LONDON – A British oil exploration company said Monday it began drilling near the Falkland Islands, a development that could worsen tensions between Britain and Argentina, which fought a war over the disputed islands nearly three decades ago.
Desire Petroleum PLC said it started drilling for oil about 60 miles (100 kilometers) north of the disputed Falkland Islands, despite strong opposition from Argentina. The country claims the south Atlantic islands as its own and calls them Las Malvinas.
The photo to the left was taken late 2009 and made available by Diamond Offshore Drilling Monday Feb. 22, 2010 shows the semi-submersible oil drilling rig the Ocean Guardian under tow in British coastal waters. Oil exploration company Desire Petroleum PLC began drilling at a spot north of the disputed Falkland Islands Monday, the company said. The announcement is sure to infuriate Argentina, which claims the south Atlantic archipelago as its own and lost a seven-week war over the territory in 1982.
(AP Photo/Diamond Offshore drilling, ho)
"The well is being drilled to an estimated target depth of circa 3,500 meters (11,500 feet)," the company said in a statement. "Drilling operations are expected to take approximately 30 days."
Argentina lost a seven-week war over the islands to Britain in 1982 and the two countries have since pledged to resolve their differences peacefully. But moves to begin exploiting what could be lucrative reserves of oil and gas around the islands have sent tensions soaring.
The dispute over the Falklands dates back to the 19th century, when the islands were seized by the British. Argentina has sought their return ever since, invading in April 1982 and holding them until June, when British forces retook the territory.
Full diplomatic relations were restored in 1990 and both sides have since largely agreed to disagree on the issue of sovereignty. But anger over the issue still lingers and has been exacerbated by the prospect that Argentina could lose out on mineral wealth discovered offshore.
As the drilling platform made its way to the islands, Argentine President Cristina Fernandez decreed that any ship traveling to or from the islands must get prior permission from her country — a requirement Britain told captains to ignore.
The Latin American nation is taking the diplomatic offensive, lobbying countries at the Rio Group summit in Playa del Carmen, Mexico to condemn what she called Britain's "unilateral and illegal" exploration in the islands and urge Britain to sit down for sovereignty talks.
Fernandez accused Britain of ignoring international law, but ruled out a military response.
"I thank you all for the support that we have received in this forum for the legitimate rights over Las Malvinas and to appeal to Britain to come to the negotiating table," she told fellow Latin American leaders Monday.
"Those who have the most power, those who can impose their decisions on others continue using this privilege to ignore international law," she said. "Argentina will continue working democratically to pursue its claim until we have exhausted all the ways in which we can reaffirm our sovereignty over the southern archipelago."

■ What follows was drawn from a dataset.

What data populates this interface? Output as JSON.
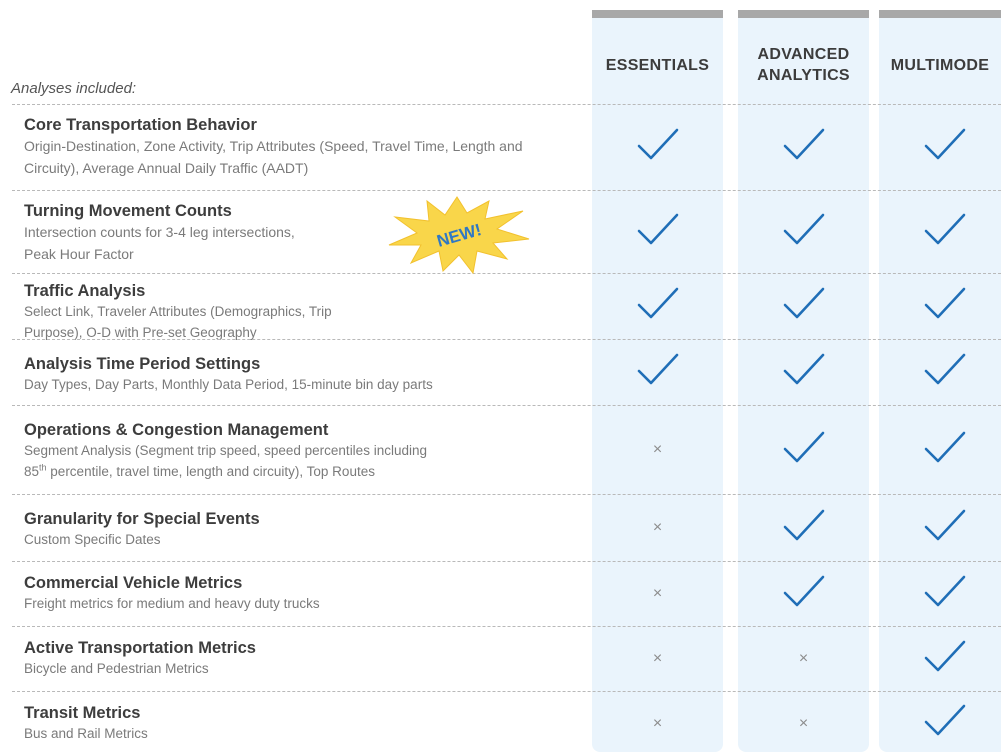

Argentine Foreign Minister Jorge Taiana was planning a meeting with U.N. Secretary-General Ban Ki-moon, seeking help to pressure Britain to follow U.N. resolutions urging both countries to negotiate their competing claims.
One estimate has put the amount of oil beneath the seabed around the Falklands at 60 billion barrels, something Robert Munks, Americas analyst with IHS Jane's, said was on par with world-class oil fields.
"Sixty billion barrels is a large amount," Munks told BBC television. "It's as large as a large field in Saudi Arabia. But that is only one estimate of several estimates ... I should underline of course that there could be nothing there at all. This is all speculative guesswork."
Venezuelan President Hugo Chavez pledged Sunday to send his armed forces to Argentina's defense if British attacks, telling his allies they can "have the security of knowing they aren't alone" against what he called Britain's threats. But Argentine diplomats have ruled out a military response to what it considers British aggression.
"Get out of there, give the Malvinas back to the Argentine people. Enough already with the empire," Chavez said.
But Munks said that Argentine anger over the development of the area's energy wealth was unlikely to translate into military conflict.
"This over-exaggerated talk about war that we've seen, that's not going to come to pass," he told the broadcaster. "I think it's going to remain relatively calm."
Animosity over the issue apparently spilled onto the Internet over the weekend, when the site of Penguin News, the weekly newspaper which serves the Falklands' approximately 2,500 inhabitants, was hacked.
Office manager Fran Biggs said attackers replaced the site with "a large Argentine flag" and added that the paper had recently received a stream of abusive e-mails from Argentina, with several references to "British pirates."
But she seemed fairly blase about the rising temperature of the rhetoric surrounding the islands.
"This happens quite a bit," Biggs said.
Associated Press writer Olga Rodriguez in Playa del Carmen, Mexico, contributed to this report.